Look through the records and copy each line that has "Tweet" in it.

Given data START

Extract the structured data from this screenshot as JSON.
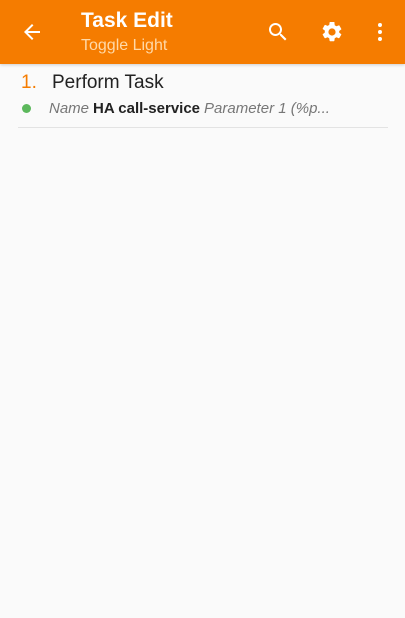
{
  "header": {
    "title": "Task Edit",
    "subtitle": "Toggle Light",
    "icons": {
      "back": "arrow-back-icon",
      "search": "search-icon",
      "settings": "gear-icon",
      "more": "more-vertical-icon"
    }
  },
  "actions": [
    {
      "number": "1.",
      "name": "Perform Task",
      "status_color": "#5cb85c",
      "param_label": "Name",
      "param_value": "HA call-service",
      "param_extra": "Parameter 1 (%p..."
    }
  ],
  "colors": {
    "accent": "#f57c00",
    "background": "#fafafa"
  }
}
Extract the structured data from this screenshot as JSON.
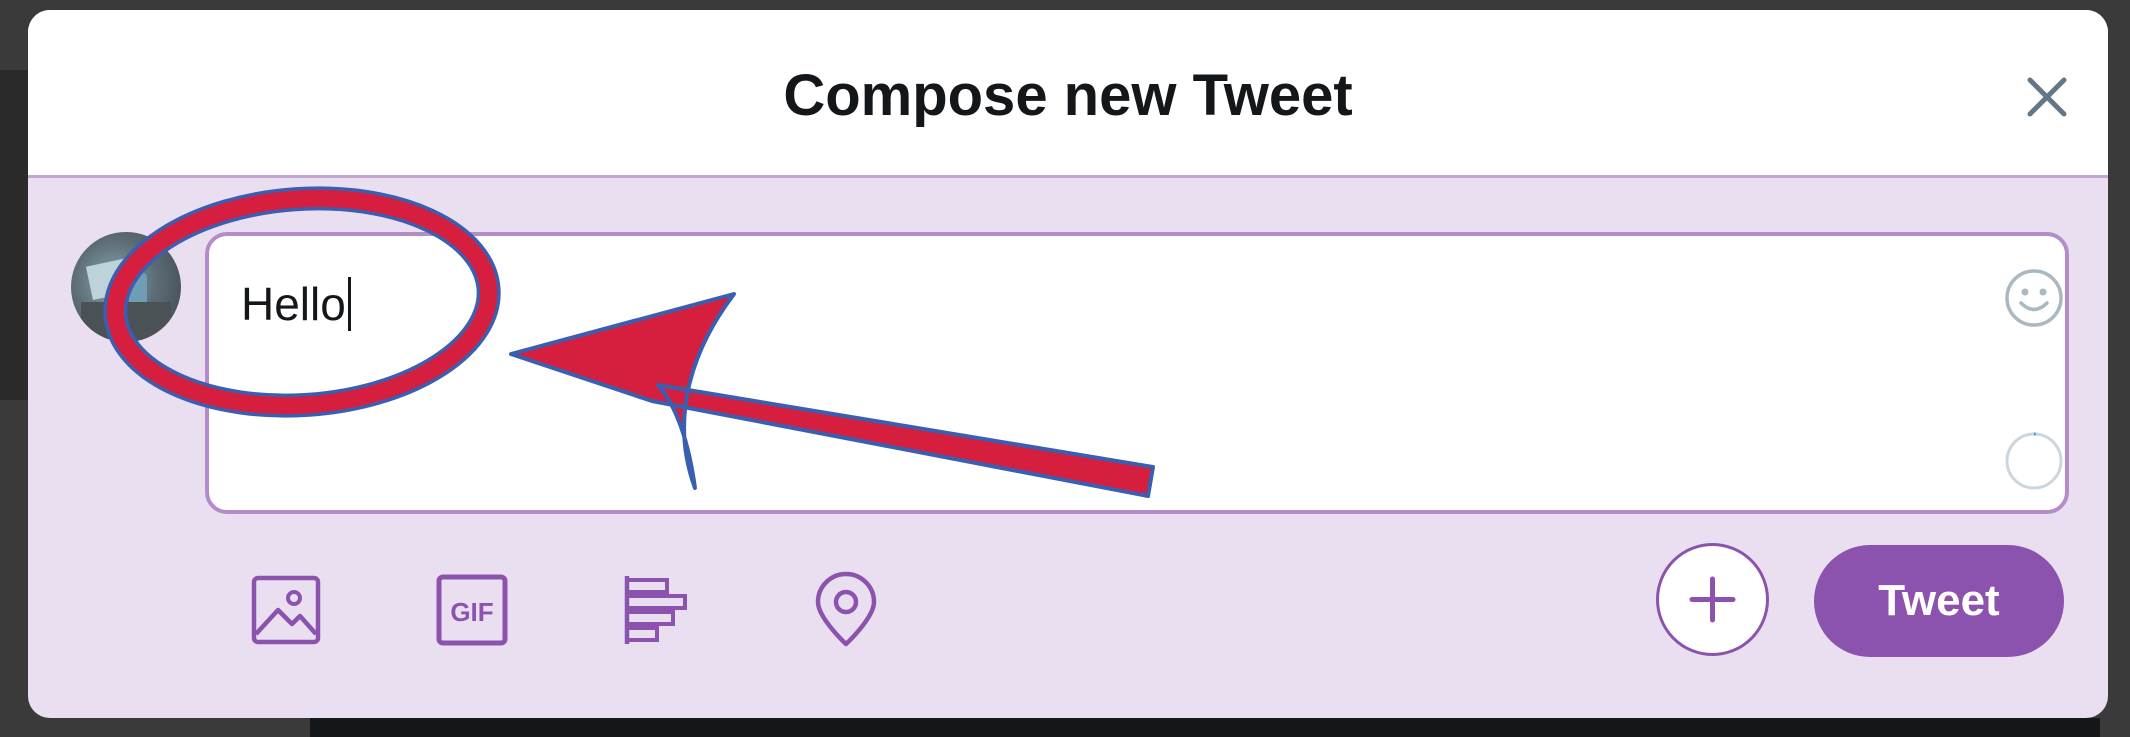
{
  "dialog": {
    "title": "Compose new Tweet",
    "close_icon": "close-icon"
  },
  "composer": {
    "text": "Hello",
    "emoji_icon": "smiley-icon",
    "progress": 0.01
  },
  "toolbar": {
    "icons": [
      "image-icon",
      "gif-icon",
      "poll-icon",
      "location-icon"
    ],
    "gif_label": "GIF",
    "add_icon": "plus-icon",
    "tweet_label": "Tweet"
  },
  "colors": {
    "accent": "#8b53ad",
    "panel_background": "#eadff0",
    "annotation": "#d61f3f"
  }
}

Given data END

:: Result of this task ::
    "title": "Compose new Tweet",
    "tweet_label": "Tweet"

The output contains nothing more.